Every entry below should be printed again exactly as it reads.

::::::::

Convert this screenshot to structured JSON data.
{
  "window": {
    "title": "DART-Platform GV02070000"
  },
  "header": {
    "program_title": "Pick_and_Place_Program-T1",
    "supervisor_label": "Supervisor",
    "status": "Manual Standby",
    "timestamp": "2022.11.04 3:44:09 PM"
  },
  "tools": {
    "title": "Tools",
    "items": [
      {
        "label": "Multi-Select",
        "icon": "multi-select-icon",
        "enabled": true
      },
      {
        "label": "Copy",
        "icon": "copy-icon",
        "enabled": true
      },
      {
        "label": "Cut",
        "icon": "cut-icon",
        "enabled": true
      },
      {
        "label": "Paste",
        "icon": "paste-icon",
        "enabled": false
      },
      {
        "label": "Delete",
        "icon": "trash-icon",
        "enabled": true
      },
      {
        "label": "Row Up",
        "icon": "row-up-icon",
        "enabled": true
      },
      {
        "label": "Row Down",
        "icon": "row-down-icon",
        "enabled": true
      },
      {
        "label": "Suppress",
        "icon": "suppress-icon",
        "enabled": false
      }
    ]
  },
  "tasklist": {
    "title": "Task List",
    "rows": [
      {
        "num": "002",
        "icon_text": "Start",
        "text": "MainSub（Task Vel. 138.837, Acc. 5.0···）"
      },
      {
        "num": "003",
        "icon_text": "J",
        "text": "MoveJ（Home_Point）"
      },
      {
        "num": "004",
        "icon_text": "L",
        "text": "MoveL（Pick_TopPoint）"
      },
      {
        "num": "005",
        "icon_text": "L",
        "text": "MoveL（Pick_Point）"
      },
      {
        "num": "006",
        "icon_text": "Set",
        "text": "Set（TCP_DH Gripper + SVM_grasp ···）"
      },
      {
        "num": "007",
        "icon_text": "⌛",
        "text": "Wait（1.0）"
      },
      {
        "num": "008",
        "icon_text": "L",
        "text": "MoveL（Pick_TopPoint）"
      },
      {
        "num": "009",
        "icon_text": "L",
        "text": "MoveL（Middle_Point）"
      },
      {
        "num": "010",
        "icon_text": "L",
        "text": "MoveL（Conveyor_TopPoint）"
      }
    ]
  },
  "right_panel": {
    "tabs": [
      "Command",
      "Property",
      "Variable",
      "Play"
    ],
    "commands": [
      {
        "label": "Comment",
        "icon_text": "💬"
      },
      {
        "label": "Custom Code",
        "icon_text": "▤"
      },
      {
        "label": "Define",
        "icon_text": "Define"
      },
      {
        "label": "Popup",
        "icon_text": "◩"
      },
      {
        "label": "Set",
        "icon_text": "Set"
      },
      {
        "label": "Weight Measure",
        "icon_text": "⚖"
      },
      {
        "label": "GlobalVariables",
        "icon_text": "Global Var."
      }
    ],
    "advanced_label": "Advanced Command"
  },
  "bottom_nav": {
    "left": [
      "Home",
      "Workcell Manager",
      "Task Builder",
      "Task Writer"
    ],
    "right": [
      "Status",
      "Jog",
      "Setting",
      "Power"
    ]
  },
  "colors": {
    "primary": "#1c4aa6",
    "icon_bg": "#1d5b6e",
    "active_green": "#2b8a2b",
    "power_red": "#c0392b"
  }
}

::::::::

Task result:
Convert this screenshot to structured JSON data.
{
  "window": {
    "title": "DART-Platform GV02070000"
  },
  "header": {
    "program_title": "Pick_and_Place_Program-T1",
    "supervisor_label": "Supervisor",
    "status": "Manual Standby",
    "timestamp": "2022.11.04 3:44:09 PM"
  },
  "tools": {
    "title": "Tools",
    "items": [
      {
        "label": "Multi-Select",
        "icon": "multi-select-icon",
        "enabled": true
      },
      {
        "label": "Copy",
        "icon": "copy-icon",
        "enabled": true
      },
      {
        "label": "Cut",
        "icon": "cut-icon",
        "enabled": true
      },
      {
        "label": "Paste",
        "icon": "paste-icon",
        "enabled": false
      },
      {
        "label": "Delete",
        "icon": "trash-icon",
        "enabled": true
      },
      {
        "label": "Row Up",
        "icon": "row-up-icon",
        "enabled": true
      },
      {
        "label": "Row Down",
        "icon": "row-down-icon",
        "enabled": true
      },
      {
        "label": "Suppress",
        "icon": "suppress-icon",
        "enabled": false
      }
    ]
  },
  "tasklist": {
    "title": "Task List",
    "rows": [
      {
        "num": "002",
        "icon_text": "Start",
        "text": "MainSub（Task Vel. 138.837, Acc. 5.0···）"
      },
      {
        "num": "003",
        "icon_text": "J",
        "text": "MoveJ（Home_Point）"
      },
      {
        "num": "004",
        "icon_text": "L",
        "text": "MoveL（Pick_TopPoint）"
      },
      {
        "num": "005",
        "icon_text": "L",
        "text": "MoveL（Pick_Point）"
      },
      {
        "num": "006",
        "icon_text": "Set",
        "text": "Set（TCP_DH Gripper + SVM_grasp ···）"
      },
      {
        "num": "007",
        "icon_text": "⌛",
        "text": "Wait（1.0）"
      },
      {
        "num": "008",
        "icon_text": "L",
        "text": "MoveL（Pick_TopPoint）"
      },
      {
        "num": "009",
        "icon_text": "L",
        "text": "MoveL（Middle_Point）"
      },
      {
        "num": "010",
        "icon_text": "L",
        "text": "MoveL（Conveyor_TopPoint）"
      }
    ]
  },
  "right_panel": {
    "tabs": [
      "Command",
      "Property",
      "Variable",
      "Play"
    ],
    "commands": [
      {
        "label": "Comment",
        "icon_text": "💬"
      },
      {
        "label": "Custom Code",
        "icon_text": "▤"
      },
      {
        "label": "Define",
        "icon_text": "Define"
      },
      {
        "label": "Popup",
        "icon_text": "◩"
      },
      {
        "label": "Set",
        "icon_text": "Set"
      },
      {
        "label": "Weight Measure",
        "icon_text": "⚖"
      },
      {
        "label": "GlobalVariables",
        "icon_text": "Global Var."
      }
    ],
    "advanced_label": "Advanced Command"
  },
  "bottom_nav": {
    "left": [
      "Home",
      "Workcell Manager",
      "Task Builder",
      "Task Writer"
    ],
    "right": [
      "Status",
      "Jog",
      "Setting",
      "Power"
    ]
  },
  "colors": {
    "primary": "#1c4aa6",
    "icon_bg": "#1d5b6e",
    "active_green": "#2b8a2b",
    "power_red": "#c0392b"
  }
}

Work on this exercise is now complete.